When I drove down Poudre Canyon in late July, I saw traces of the Cameron Peak Fire all around me.
It was an increasingly familiar sight of ghostly, burned trees and non-existent vegetation left over from another one of Colorado’s increasingly large, intense wildfires. Farther down the canyon, the river, opaque with mud, surged over and around the roof of a house swept away in a recent flash flood. The river churned with debris — fragments of disrupted lives floating down toward Fort Collins.
Burn scars from Colorado’s historic 2020 wildfire season are vulnerable to destructive floods and mudslides because of the drastic changes to the landscape that occur during a fire. These events created road closures and travel delays for Coloradans traveling west along the I-70 corridor and along Highway 14 in Larimer County, where large wildfires occurred less than a year earlier.
Flash floods are common and can occur nearly anywhere in Colorado, causing injuries or death with little warning. But Coloradans who live or play near burn scars are at increased risk for future flooding. These communities must contend with the direct health effects associated with floods, such as drowning or emotional stress, as well as a myriad of social consequences including the disruption of transportation, communication, and business
Amid the doom and gloom, there is good news for Coloradans. Local governments and public health agencies have emergency plans in place to prepare for flooding events, and communities around the state are improving their efforts to raise awareness about flood safety and post fire flooding events.
Last Year’s Fires, This Year’s Floods
Climate change has a compounding impact on Colorado’s environment. Newly charred trees and blackened mountainsides from recent wildfires create the perfect conditions for floods and mudslides.
The year 2020 was the worst wildfire season in Colorado history. Four of the largest fires ever recorded in the state burned almost 600,000 acres of land, caused a series of community evaluations, and resulted in two deaths. Colorado’s Poudre Canyon, Glenwood Canyon, and parts of Grand County that experienced some of the worst destruction from the fires have seen a summer of unpredictable road closures and property destruction due to fast moving mudslides and floods. It takes only a modest rainstorm to trigger these flood-after-fire events because a burn area’s soil and vegetation are unable to absorb enough water during a storm. These floods are much more common than the 2013 floods, a once in a century event that wreaked havoc on Front Range canyons.

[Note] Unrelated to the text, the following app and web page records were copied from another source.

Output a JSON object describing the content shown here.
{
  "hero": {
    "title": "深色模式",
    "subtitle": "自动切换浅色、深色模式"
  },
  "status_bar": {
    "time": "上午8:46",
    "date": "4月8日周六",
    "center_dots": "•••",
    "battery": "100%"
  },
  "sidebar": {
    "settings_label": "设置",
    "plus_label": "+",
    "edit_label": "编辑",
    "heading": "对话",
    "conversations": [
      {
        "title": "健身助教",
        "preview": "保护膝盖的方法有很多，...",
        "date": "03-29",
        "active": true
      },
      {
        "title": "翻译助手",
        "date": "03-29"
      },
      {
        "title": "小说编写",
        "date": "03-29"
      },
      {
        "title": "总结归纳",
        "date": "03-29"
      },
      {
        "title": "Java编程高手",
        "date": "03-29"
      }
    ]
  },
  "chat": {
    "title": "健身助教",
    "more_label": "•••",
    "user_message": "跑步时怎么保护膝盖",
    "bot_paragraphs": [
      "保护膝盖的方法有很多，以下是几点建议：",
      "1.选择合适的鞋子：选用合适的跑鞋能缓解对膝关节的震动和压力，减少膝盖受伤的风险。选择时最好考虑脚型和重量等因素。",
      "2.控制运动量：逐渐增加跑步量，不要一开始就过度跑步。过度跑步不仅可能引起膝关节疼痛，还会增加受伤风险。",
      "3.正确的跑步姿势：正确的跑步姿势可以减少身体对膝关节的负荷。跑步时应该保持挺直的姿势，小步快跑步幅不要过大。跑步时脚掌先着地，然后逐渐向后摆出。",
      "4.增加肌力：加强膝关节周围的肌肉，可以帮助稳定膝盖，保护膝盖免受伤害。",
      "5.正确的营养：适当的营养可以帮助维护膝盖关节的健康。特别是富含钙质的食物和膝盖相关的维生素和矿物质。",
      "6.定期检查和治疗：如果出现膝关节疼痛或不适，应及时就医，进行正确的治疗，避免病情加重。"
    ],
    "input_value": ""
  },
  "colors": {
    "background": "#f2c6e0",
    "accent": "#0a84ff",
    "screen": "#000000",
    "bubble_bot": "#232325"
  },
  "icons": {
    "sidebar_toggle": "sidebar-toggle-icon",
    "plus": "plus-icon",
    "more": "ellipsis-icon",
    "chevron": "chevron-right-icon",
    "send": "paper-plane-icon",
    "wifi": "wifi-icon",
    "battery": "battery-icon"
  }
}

Flash Floods, Mudslides, and Your Well-Being
Flash floods can occur in both flood-prone and non-flood prone communities, from downtown Denver to Glenwood Canyon. Flooding events that become mudslides create danger in canyons, where water can move at high speeds downhill with debris and rocks.
Immediate health dangers, such as emotional stress, electrocution, or drowning, can occur during and after flooding events as people encounter fast-moving or standing water. (See Figure 1.) But there are also large social consequences of flooding events for communities and individuals. Normal life is disrupted by damaged roads that cut off access to jobs or school. Power outages and broadband lapses reduce people’s ability to communicate. And damage to homes, businesses, schools, or health care facilities can inflict physical, mental, and economic distress.
Flash floods are, and will continue to be, a common event in Colorado, especially in areas near a wildfire burn scar. Ongoing preparedness efforts are needed at the individual, community, and public health-level to mitigate the risks.
Individuals and Families
Being prepared for a flooding event is essential for personal and community safety. There are steps people can take before, during, and after a flooding event has occurred to ensure their safety.